The lists provided for this diet could be useful for all the other diets mentioned. They can help you find alternative solutions to whatever you need to eat, but just don’t want to.

Bonus: Intermittent Fasting

Glass of water on empty plate with fork and knife on table
Enjoy not eating

To the average Latter-day Saint, fasting is no new concept. Intermittent fast is different though. In the realm of wellness, it is used as a form of weight loss. The health benefits are excellent.

There are a few different types of intermittent fasting. In my opinion, the healthier of the two is the Leangains Protocol. Intermittent fasting deals with cycles of fasting and cycles of eating. In the Leangains protocol, there is a cycle of 16 hours of fasting, and a cycle of 8 hours of eating. This diet is more of an eating pattern in that it focuses on when you should eat instead of what.

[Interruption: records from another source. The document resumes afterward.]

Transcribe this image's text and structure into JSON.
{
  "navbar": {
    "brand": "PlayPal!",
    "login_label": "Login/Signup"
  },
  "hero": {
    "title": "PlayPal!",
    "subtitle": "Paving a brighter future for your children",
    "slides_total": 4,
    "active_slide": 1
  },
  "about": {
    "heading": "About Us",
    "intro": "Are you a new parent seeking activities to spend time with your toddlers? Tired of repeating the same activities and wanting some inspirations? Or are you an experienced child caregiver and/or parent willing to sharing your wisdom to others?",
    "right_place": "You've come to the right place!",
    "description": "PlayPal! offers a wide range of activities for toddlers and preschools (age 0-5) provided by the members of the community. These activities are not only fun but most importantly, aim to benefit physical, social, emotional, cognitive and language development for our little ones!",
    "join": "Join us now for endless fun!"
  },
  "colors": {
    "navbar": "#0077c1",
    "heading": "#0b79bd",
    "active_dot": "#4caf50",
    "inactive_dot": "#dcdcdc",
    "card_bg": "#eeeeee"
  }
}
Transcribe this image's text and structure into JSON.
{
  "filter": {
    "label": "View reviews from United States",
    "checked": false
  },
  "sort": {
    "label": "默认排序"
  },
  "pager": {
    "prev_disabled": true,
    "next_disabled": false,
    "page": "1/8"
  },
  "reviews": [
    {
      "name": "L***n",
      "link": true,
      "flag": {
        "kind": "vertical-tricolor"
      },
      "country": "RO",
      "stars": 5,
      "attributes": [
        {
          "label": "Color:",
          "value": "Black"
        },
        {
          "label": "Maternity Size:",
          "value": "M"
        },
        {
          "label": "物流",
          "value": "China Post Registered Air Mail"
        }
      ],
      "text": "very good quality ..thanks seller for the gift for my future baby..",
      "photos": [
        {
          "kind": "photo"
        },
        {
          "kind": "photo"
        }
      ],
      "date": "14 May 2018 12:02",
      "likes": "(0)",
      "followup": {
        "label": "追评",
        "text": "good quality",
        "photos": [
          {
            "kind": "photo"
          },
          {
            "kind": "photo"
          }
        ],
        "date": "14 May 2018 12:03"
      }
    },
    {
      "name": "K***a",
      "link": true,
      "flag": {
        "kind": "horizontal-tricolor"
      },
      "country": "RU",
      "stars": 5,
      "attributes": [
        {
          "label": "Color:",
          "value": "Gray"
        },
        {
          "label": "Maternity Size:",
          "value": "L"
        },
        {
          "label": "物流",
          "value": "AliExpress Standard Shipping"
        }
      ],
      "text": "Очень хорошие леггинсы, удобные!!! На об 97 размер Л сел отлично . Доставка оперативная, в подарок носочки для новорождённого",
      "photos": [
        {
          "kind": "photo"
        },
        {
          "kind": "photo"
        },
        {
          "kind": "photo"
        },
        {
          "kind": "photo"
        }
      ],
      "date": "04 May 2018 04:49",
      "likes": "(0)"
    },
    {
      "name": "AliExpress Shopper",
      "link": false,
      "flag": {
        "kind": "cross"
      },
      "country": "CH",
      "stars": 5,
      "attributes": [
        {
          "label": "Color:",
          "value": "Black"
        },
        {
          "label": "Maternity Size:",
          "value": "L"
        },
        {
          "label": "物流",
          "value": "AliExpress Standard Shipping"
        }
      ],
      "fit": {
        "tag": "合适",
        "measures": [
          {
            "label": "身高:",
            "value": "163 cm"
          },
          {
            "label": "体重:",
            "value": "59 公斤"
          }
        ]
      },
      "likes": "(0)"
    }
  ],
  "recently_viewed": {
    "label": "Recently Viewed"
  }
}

It’s important to note here that this is not anorexia nervosa. Anorexia is unhealthy, and I would advise against it always!

That said, fasting has excellent benefits such as:

  • Human Growth Hormone skyrockets
  • Insulin sensitivity improves and insulin levels drop
  • Cells engage in cellular repair, including autophagy

Think about that next fast Sunday when all you want is a cookie!

No More Fad Diets

Hand holding up one finger
One last diet

I want to note that with these fad diets, and even the Word of Wisdom, there are some trends that we can apply even if we aren’t into any of these fad diets. If you don’t want to go on a diet, just make the following changes to your life:

  • Eat more fruits and vegetables
  • Eat healthier fats
  • Get the right kinds of vitamins and minerals
  • Drink more water
  • Eat whole grains
  • Exercise
  • Get regular sleep
  • Exercise moderation in all things (including portion control)

The Word of Wisdom is not much more complex than that. If you follow these guidelines, making slow, deliberate, and lasting changes, you will lose weight. The goal is to create a healthy lifestyle. With the Word of Wisdom and simple diets, it happens naturally.

Please share this article and comment below to tell us what you think of these diets.

Justin Lewis, a lifetime member of the Church, is a current BYU student studying marketing and Italian. He is also a part-time content writer at econfinancial.com, and works at Holdman Stained Glass Studios. He aspires to produce his own podcasts and invest in real estate.